Sandy Whittem and Nicola Kuiper demonstrate their agility as actors throughout the hour of sketches and songs, but they are most effective in the moments when they are simply and honestly being themselves. Cabaret is at its best in moments of openness and vulnerability, and both actors are totally committed to maintaining an open connection with the audience from the first minute to the last.


The comedy in this show is founded on this connection. Whittem hooks the audience with a Gaulier-esque glance at every opportunity, while Kuiper reels them in with a smorgasbord of brilliantly absurd ad-libs. The balance between their contrasting styles and personalities gives way to delightful physical comedy and striking images as they cycle through half a dozen characters, but truly shines when Whittem’s pure, crystalline vocals blend with Kuiper’s raw, bluesy tones to set up striking harmonies.


In the more emotional songs, Whittem and Kuiper demonstrate excellent taste with their smooth, unpretentious delivery. Their tears are no by-product of their well-honed acting chops – they are genuine evidence of two people who love their families so much that it hurts, and who are not just willing but eager to share this emotion with the world. In this hour-long vulnerability, Foreign Woman is particularly demanding of its actors, and the sheer tenacity of Whittem and Kuiper in their undiminished eagerness to share their stories with us, no matter how much energy it takes, is both endearing and impressive.


As the songwriter, Josh Cake sets a new standard for cabaret.

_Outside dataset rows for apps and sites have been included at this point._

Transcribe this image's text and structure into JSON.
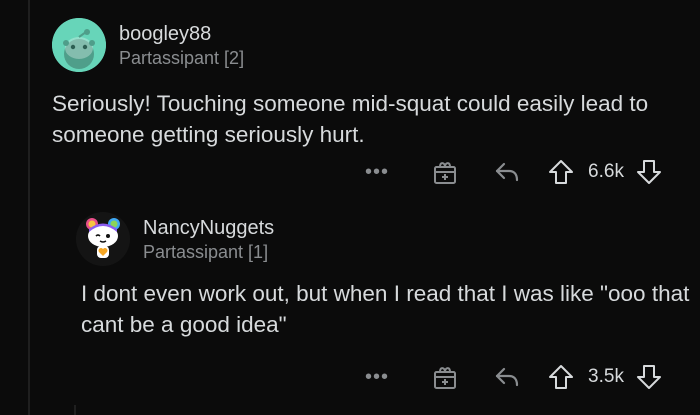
{
  "comments": [
    {
      "username": "boogley88",
      "flair": "Partassipant [2]",
      "body": "Seriously! Touching someone mid-squat could easily lead to someone getting seriously hurt.",
      "score": "6.6k",
      "more_label": "•••",
      "avatar_icon": "snoo-avatar-icon",
      "avatar_color": "#67d5b9"
    },
    {
      "username": "NancyNuggets",
      "flair": "Partassipant [1]",
      "body": "I dont even work out, but when I read that I was like \"ooo that cant be a good idea\"",
      "score": "3.5k",
      "more_label": "•••",
      "avatar_icon": "snoo-avatar-icon"
    }
  ],
  "colors": {
    "background": "#0b0b0b",
    "text": "#d7dadc",
    "muted": "#8a8d90"
  }
}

Cake’s control of emotion throughout his songs is extraordinary. Few songwriters can make an audience roar with laughter, and fewer still can make an audience weep as one. Not only does Cake move his audience to laughter and tears repeatedly in the same show, but he even achieves both within the same song.

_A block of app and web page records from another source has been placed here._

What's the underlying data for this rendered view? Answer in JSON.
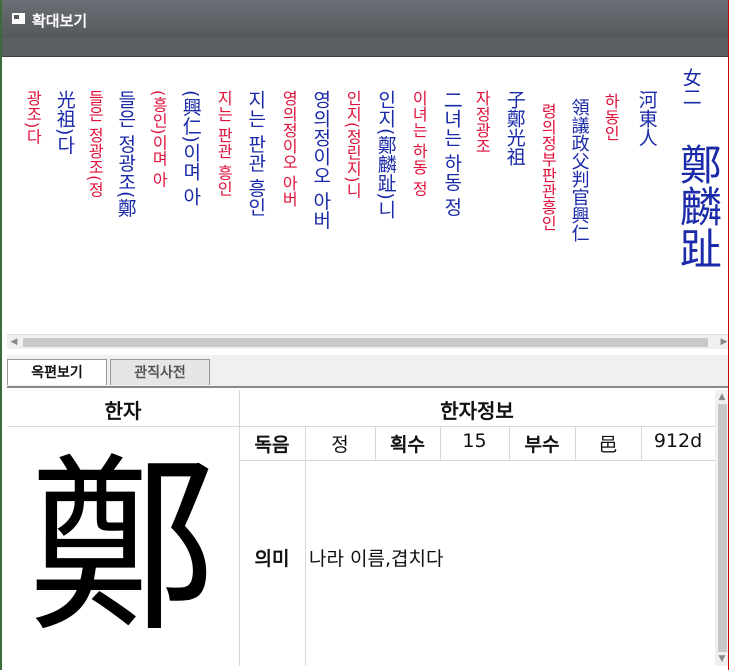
{
  "window": {
    "title": "확대보기"
  },
  "columns": [
    {
      "text": "女二",
      "color": "blue"
    },
    {
      "text": "鄭麟趾",
      "color": "blue"
    },
    {
      "text": "河東人",
      "color": "blue"
    },
    {
      "text": "하동인",
      "color": "red"
    },
    {
      "text": "領議政父判官興仁",
      "color": "blue"
    },
    {
      "text": "령의정부판관흥인",
      "color": "red"
    },
    {
      "text": "子鄭光祖",
      "color": "blue"
    },
    {
      "text": "자정광조",
      "color": "red"
    },
    {
      "text": "二녀는 하동 정",
      "color": "blue"
    },
    {
      "text": "이녀는 하동 정",
      "color": "red"
    },
    {
      "text": "인지(鄭麟趾)니",
      "color": "blue"
    },
    {
      "text": "인지(정린지)니",
      "color": "red"
    },
    {
      "text": "영의정이오 아버",
      "color": "blue"
    },
    {
      "text": "영의정이오 아버",
      "color": "red"
    },
    {
      "text": "지는 판관 흥인",
      "color": "blue"
    },
    {
      "text": "지는 판관 흥인",
      "color": "red"
    },
    {
      "text": "(興仁)이며 아",
      "color": "blue"
    },
    {
      "text": "(흥인)이며 아",
      "color": "red"
    },
    {
      "text": "들은 정광조(鄭",
      "color": "blue"
    },
    {
      "text": "들은 정광조(정",
      "color": "red"
    },
    {
      "text": "光祖)다",
      "color": "blue"
    },
    {
      "text": "광조)다",
      "color": "red"
    }
  ],
  "tabs": [
    {
      "label": "옥편보기",
      "active": true
    },
    {
      "label": "관직사전",
      "active": false
    }
  ],
  "info": {
    "header_hanja": "한자",
    "header_info": "한자정보",
    "big_char": "鄭",
    "reading_label": "독음",
    "reading_value": "정",
    "strokes_label": "획수",
    "strokes_value": "15",
    "radical_label": "부수",
    "radical_value": "邑",
    "code_value": "912d",
    "meaning_label": "의미",
    "meaning_value": "나라 이름,겹치다"
  }
}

From bluesy dirges lamenting cabbages to a bittersweet ballad that centres on the imagery of raindrops running down a window, Josh Cake weaves simple, universally recognisable objects into extraordinarily beautiful metaphors for the human condition. This reaches its peak in an ode to the role of light in human rituals around death: “Some hope’s too much to hold alone: it’s only human to need a light”.


Throughout the show, Cake extends these images to us as invitations to enter the story, as human beings who share the same condition. While the individual scenes of the cabaret highlight the specifics of the lives of two individuals, the songs tell a story of universal humanity. We are all included in Foreign Woman, to laugh and weep and hope together. Having shared these emotions together, the audience left the theatre slowly, with an unspoken feeling of unity. Foreign Woman is a powerful argument for live theatre.

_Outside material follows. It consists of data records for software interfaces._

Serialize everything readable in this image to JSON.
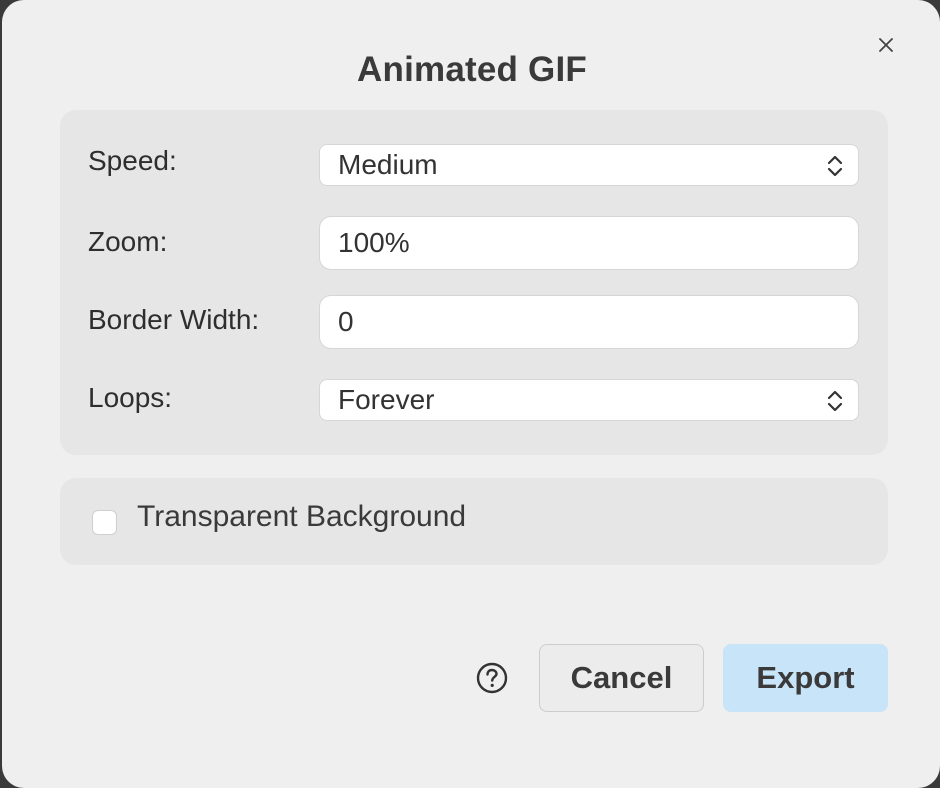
{
  "dialog": {
    "title": "Animated GIF",
    "close_icon": "close-icon"
  },
  "settings": {
    "speed": {
      "label": "Speed:",
      "value": "Medium"
    },
    "zoom": {
      "label": "Zoom:",
      "value": "100%"
    },
    "border_width": {
      "label": "Border Width:",
      "value": "0"
    },
    "loops": {
      "label": "Loops:",
      "value": "Forever"
    }
  },
  "options": {
    "transparent_background": {
      "label": "Transparent Background",
      "checked": false
    }
  },
  "footer": {
    "help_icon": "question-circle-icon",
    "cancel_label": "Cancel",
    "export_label": "Export"
  },
  "colors": {
    "dialog_bg": "#efefef",
    "panel_bg": "#e6e6e6",
    "export_bg": "#c8e4f8",
    "text": "#3a3a3a"
  }
}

Go see Foreign Woman. You’ll laugh yourself dizzy, cry yourself dry, and leave emotionally spent yet thoroughly fulfilled. This is the best hour of theatre you’ll see all year.


Published with permission from The Recruiting Officer.